Please filter the data down to the lines that include the word "shirts" and copy them.

- _Data_:
+-------+

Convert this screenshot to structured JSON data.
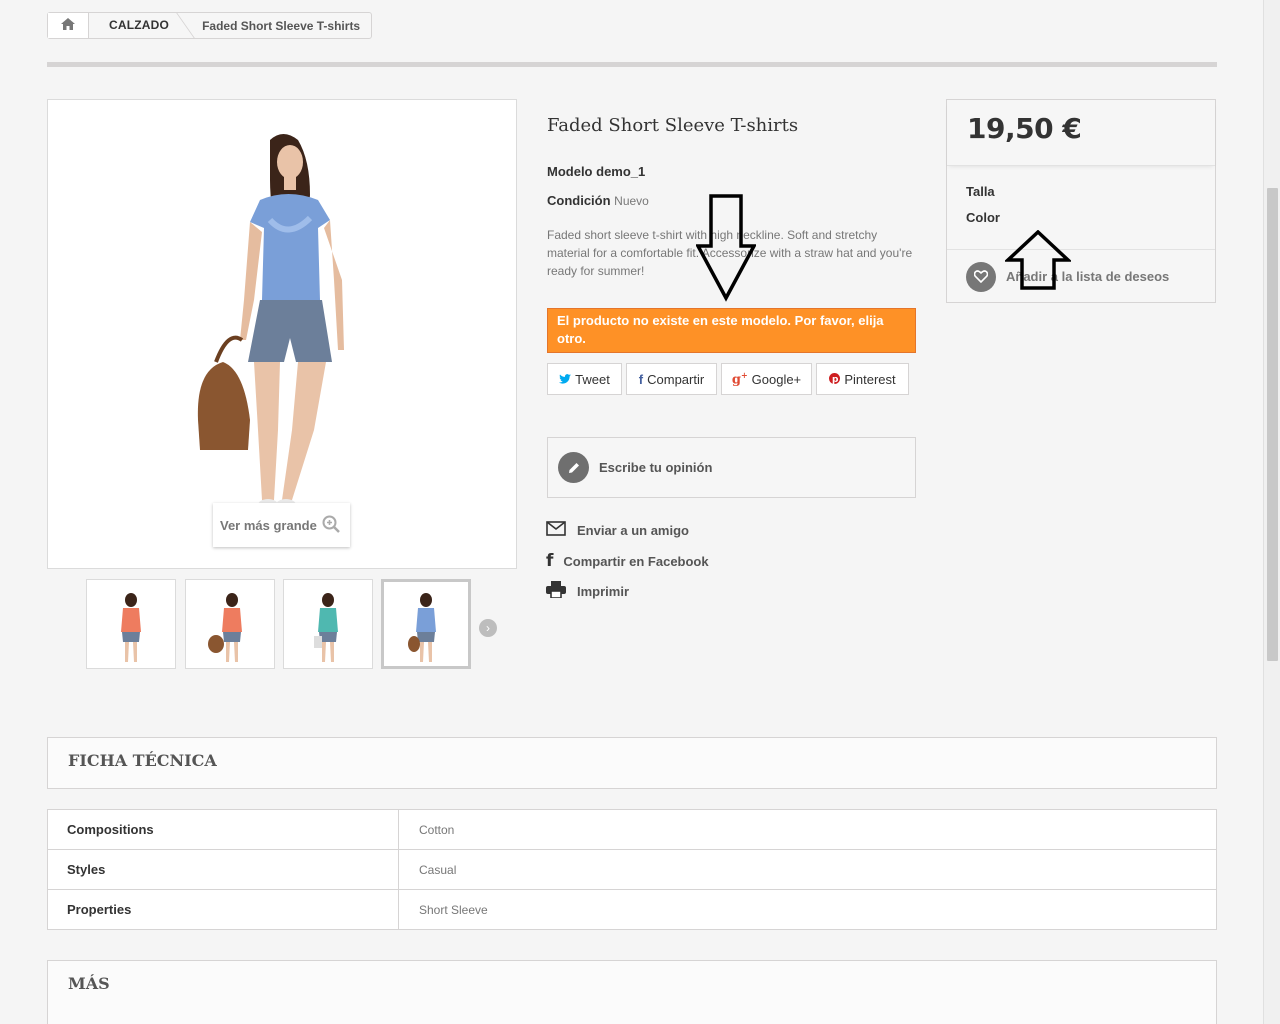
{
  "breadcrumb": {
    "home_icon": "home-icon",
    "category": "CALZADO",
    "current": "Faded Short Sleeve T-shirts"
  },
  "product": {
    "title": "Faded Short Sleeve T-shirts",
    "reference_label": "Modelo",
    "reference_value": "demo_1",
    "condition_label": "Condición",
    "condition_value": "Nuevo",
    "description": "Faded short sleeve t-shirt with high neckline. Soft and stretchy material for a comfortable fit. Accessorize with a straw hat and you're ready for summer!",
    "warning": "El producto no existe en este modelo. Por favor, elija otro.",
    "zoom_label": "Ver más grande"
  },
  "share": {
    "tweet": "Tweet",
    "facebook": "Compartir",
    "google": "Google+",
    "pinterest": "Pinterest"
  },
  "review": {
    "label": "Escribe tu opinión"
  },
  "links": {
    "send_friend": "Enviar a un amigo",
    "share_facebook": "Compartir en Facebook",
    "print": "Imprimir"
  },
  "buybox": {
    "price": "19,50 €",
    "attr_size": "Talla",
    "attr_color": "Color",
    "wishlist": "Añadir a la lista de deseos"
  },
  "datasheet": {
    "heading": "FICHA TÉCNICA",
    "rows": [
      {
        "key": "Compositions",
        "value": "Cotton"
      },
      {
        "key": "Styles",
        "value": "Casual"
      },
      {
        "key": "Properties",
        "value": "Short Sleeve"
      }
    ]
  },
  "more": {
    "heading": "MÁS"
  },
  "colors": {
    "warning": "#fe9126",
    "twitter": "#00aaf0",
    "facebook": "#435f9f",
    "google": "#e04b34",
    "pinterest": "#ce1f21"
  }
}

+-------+

- _Response to this task_:
    "current": "Faded Short Sleeve T-shirts"
    "title": "Faded Short Sleeve T-shirts",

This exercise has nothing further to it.